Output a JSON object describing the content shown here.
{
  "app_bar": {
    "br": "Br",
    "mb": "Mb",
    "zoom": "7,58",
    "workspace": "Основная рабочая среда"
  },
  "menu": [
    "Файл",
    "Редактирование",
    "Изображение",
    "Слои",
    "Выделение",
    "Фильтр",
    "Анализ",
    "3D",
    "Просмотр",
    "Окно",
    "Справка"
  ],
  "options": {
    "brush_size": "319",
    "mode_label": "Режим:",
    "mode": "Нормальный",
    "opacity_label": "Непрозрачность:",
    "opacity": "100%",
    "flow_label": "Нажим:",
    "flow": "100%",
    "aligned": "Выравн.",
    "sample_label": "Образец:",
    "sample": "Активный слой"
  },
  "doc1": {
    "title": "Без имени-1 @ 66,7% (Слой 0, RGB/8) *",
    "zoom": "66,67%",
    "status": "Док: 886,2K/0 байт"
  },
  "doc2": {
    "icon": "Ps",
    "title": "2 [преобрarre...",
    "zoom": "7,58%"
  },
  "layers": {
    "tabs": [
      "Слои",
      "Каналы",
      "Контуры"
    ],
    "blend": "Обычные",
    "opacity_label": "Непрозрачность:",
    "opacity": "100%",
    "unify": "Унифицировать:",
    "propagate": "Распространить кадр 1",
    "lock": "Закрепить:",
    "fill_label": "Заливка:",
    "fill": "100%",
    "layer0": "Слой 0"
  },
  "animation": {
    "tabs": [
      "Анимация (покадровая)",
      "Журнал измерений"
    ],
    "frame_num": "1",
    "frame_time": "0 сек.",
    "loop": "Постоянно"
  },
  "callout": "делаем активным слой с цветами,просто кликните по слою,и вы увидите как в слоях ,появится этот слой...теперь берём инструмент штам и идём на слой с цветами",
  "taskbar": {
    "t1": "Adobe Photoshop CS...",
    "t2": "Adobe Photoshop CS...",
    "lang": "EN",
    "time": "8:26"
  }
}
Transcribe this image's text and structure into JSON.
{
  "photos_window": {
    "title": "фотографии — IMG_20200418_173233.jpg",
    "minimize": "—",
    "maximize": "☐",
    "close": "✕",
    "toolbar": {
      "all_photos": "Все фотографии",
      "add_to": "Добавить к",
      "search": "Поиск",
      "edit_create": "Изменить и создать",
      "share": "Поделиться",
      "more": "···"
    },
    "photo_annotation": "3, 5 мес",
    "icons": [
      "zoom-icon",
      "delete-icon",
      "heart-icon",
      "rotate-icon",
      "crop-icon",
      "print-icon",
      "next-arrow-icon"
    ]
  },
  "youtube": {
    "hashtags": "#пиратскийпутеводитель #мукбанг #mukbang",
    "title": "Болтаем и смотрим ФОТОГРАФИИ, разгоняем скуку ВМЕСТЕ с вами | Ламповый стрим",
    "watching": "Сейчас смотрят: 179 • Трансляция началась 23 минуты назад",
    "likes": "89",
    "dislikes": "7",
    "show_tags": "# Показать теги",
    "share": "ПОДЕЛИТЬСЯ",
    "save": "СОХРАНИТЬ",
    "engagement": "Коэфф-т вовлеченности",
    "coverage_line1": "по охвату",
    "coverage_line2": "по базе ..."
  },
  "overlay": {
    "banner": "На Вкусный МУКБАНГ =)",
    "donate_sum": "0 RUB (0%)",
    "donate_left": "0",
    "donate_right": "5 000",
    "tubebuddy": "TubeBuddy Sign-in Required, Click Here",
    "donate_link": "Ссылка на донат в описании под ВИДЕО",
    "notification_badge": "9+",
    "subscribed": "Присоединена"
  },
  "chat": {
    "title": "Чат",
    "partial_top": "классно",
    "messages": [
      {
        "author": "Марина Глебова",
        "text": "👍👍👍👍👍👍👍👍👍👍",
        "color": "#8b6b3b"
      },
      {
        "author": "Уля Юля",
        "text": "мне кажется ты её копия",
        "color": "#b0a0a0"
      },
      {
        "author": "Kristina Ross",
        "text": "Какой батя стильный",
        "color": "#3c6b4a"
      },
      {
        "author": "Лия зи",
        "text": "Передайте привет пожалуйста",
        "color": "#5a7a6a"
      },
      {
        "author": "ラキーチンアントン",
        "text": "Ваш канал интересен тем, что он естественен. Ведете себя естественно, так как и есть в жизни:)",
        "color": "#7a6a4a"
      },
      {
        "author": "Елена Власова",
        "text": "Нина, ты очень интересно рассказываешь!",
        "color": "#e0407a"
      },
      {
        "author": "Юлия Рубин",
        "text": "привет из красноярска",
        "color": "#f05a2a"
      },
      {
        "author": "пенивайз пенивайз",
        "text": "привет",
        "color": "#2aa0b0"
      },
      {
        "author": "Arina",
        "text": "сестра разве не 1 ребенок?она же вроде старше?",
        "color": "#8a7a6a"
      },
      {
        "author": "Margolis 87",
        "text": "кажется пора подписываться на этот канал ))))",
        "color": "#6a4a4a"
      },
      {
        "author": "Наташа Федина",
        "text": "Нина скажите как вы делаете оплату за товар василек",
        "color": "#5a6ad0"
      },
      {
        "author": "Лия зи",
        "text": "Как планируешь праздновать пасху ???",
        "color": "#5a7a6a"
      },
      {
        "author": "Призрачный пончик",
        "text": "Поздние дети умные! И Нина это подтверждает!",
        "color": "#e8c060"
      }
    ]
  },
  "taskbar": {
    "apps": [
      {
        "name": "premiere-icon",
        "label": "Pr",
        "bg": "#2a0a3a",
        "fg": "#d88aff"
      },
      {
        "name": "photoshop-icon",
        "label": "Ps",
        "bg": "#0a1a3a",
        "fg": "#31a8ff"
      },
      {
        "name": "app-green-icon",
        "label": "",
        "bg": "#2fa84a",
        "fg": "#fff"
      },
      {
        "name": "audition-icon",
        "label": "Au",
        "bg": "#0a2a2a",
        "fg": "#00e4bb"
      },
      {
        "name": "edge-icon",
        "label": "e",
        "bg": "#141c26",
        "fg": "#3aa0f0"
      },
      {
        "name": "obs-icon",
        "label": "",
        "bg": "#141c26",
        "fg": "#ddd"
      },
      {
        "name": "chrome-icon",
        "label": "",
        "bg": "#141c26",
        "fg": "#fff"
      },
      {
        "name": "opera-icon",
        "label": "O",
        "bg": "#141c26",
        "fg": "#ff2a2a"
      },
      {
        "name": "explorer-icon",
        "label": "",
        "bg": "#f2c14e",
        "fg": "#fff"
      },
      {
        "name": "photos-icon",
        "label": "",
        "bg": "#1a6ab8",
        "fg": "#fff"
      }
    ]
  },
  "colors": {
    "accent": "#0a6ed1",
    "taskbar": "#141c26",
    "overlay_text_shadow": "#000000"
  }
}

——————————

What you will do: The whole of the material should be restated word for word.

Written solution:
Output a JSON object describing the content shown here.
{
  "app_bar": {
    "br": "Br",
    "mb": "Mb",
    "zoom": "7,58",
    "workspace": "Основная рабочая среда"
  },
  "menu": [
    "Файл",
    "Редактирование",
    "Изображение",
    "Слои",
    "Выделение",
    "Фильтр",
    "Анализ",
    "3D",
    "Просмотр",
    "Окно",
    "Справка"
  ],
  "options": {
    "brush_size": "319",
    "mode_label": "Режим:",
    "mode": "Нормальный",
    "opacity_label": "Непрозрачность:",
    "opacity": "100%",
    "flow_label": "Нажим:",
    "flow": "100%",
    "aligned": "Выравн.",
    "sample_label": "Образец:",
    "sample": "Активный слой"
  },
  "doc1": {
    "title": "Без имени-1 @ 66,7% (Слой 0, RGB/8) *",
    "zoom": "66,67%",
    "status": "Док: 886,2K/0 байт"
  },
  "doc2": {
    "icon": "Ps",
    "title": "2 [преобрarre...",
    "zoom": "7,58%"
  },
  "layers": {
    "tabs": [
      "Слои",
      "Каналы",
      "Контуры"
    ],
    "blend": "Обычные",
    "opacity_label": "Непрозрачность:",
    "opacity": "100%",
    "unify": "Унифицировать:",
    "propagate": "Распространить кадр 1",
    "lock": "Закрепить:",
    "fill_label": "Заливка:",
    "fill": "100%",
    "layer0": "Слой 0"
  },
  "animation": {
    "tabs": [
      "Анимация (покадровая)",
      "Журнал измерений"
    ],
    "frame_num": "1",
    "frame_time": "0 сек.",
    "loop": "Постоянно"
  },
  "callout": "делаем активным слой с цветами,просто кликните по слою,и вы увидите как в слоях ,появится этот слой...теперь берём инструмент штам и идём на слой с цветами",
  "taskbar": {
    "t1": "Adobe Photoshop CS...",
    "t2": "Adobe Photoshop CS...",
    "lang": "EN",
    "time": "8:26"
  }
}
Transcribe this image's text and structure into JSON.
{
  "photos_window": {
    "title": "фотографии — IMG_20200418_173233.jpg",
    "minimize": "—",
    "maximize": "☐",
    "close": "✕",
    "toolbar": {
      "all_photos": "Все фотографии",
      "add_to": "Добавить к",
      "search": "Поиск",
      "edit_create": "Изменить и создать",
      "share": "Поделиться",
      "more": "···"
    },
    "photo_annotation": "3, 5 мес",
    "icons": [
      "zoom-icon",
      "delete-icon",
      "heart-icon",
      "rotate-icon",
      "crop-icon",
      "print-icon",
      "next-arrow-icon"
    ]
  },
  "youtube": {
    "hashtags": "#пиратскийпутеводитель #мукбанг #mukbang",
    "title": "Болтаем и смотрим ФОТОГРАФИИ, разгоняем скуку ВМЕСТЕ с вами | Ламповый стрим",
    "watching": "Сейчас смотрят: 179 • Трансляция началась 23 минуты назад",
    "likes": "89",
    "dislikes": "7",
    "show_tags": "# Показать теги",
    "share": "ПОДЕЛИТЬСЯ",
    "save": "СОХРАНИТЬ",
    "engagement": "Коэфф-т вовлеченности",
    "coverage_line1": "по охвату",
    "coverage_line2": "по базе ..."
  },
  "overlay": {
    "banner": "На Вкусный МУКБАНГ =)",
    "donate_sum": "0 RUB (0%)",
    "donate_left": "0",
    "donate_right": "5 000",
    "tubebuddy": "TubeBuddy Sign-in Required, Click Here",
    "donate_link": "Ссылка на донат в описании под ВИДЕО",
    "notification_badge": "9+",
    "subscribed": "Присоединена"
  },
  "chat": {
    "title": "Чат",
    "partial_top": "классно",
    "messages": [
      {
        "author": "Марина Глебова",
        "text": "👍👍👍👍👍👍👍👍👍👍",
        "color": "#8b6b3b"
      },
      {
        "author": "Уля Юля",
        "text": "мне кажется ты её копия",
        "color": "#b0a0a0"
      },
      {
        "author": "Kristina Ross",
        "text": "Какой батя стильный",
        "color": "#3c6b4a"
      },
      {
        "author": "Лия зи",
        "text": "Передайте привет пожалуйста",
        "color": "#5a7a6a"
      },
      {
        "author": "ラキーチンアントン",
        "text": "Ваш канал интересен тем, что он естественен. Ведете себя естественно, так как и есть в жизни:)",
        "color": "#7a6a4a"
      },
      {
        "author": "Елена Власова",
        "text": "Нина, ты очень интересно рассказываешь!",
        "color": "#e0407a"
      },
      {
        "author": "Юлия Рубин",
        "text": "привет из красноярска",
        "color": "#f05a2a"
      },
      {
        "author": "пенивайз пенивайз",
        "text": "привет",
        "color": "#2aa0b0"
      },
      {
        "author": "Arina",
        "text": "сестра разве не 1 ребенок?она же вроде старше?",
        "color": "#8a7a6a"
      },
      {
        "author": "Margolis 87",
        "text": "кажется пора подписываться на этот канал ))))",
        "color": "#6a4a4a"
      },
      {
        "author": "Наташа Федина",
        "text": "Нина скажите как вы делаете оплату за товар василек",
        "color": "#5a6ad0"
      },
      {
        "author": "Лия зи",
        "text": "Как планируешь праздновать пасху ???",
        "color": "#5a7a6a"
      },
      {
        "author": "Призрачный пончик",
        "text": "Поздние дети умные! И Нина это подтверждает!",
        "color": "#e8c060"
      }
    ]
  },
  "taskbar": {
    "apps": [
      {
        "name": "premiere-icon",
        "label": "Pr",
        "bg": "#2a0a3a",
        "fg": "#d88aff"
      },
      {
        "name": "photoshop-icon",
        "label": "Ps",
        "bg": "#0a1a3a",
        "fg": "#31a8ff"
      },
      {
        "name": "app-green-icon",
        "label": "",
        "bg": "#2fa84a",
        "fg": "#fff"
      },
      {
        "name": "audition-icon",
        "label": "Au",
        "bg": "#0a2a2a",
        "fg": "#00e4bb"
      },
      {
        "name": "edge-icon",
        "label": "e",
        "bg": "#141c26",
        "fg": "#3aa0f0"
      },
      {
        "name": "obs-icon",
        "label": "",
        "bg": "#141c26",
        "fg": "#ddd"
      },
      {
        "name": "chrome-icon",
        "label": "",
        "bg": "#141c26",
        "fg": "#fff"
      },
      {
        "name": "opera-icon",
        "label": "O",
        "bg": "#141c26",
        "fg": "#ff2a2a"
      },
      {
        "name": "explorer-icon",
        "label": "",
        "bg": "#f2c14e",
        "fg": "#fff"
      },
      {
        "name": "photos-icon",
        "label": "",
        "bg": "#1a6ab8",
        "fg": "#fff"
      }
    ]
  },
  "colors": {
    "accent": "#0a6ed1",
    "taskbar": "#141c26",
    "overlay_text_shadow": "#000000"
  }
}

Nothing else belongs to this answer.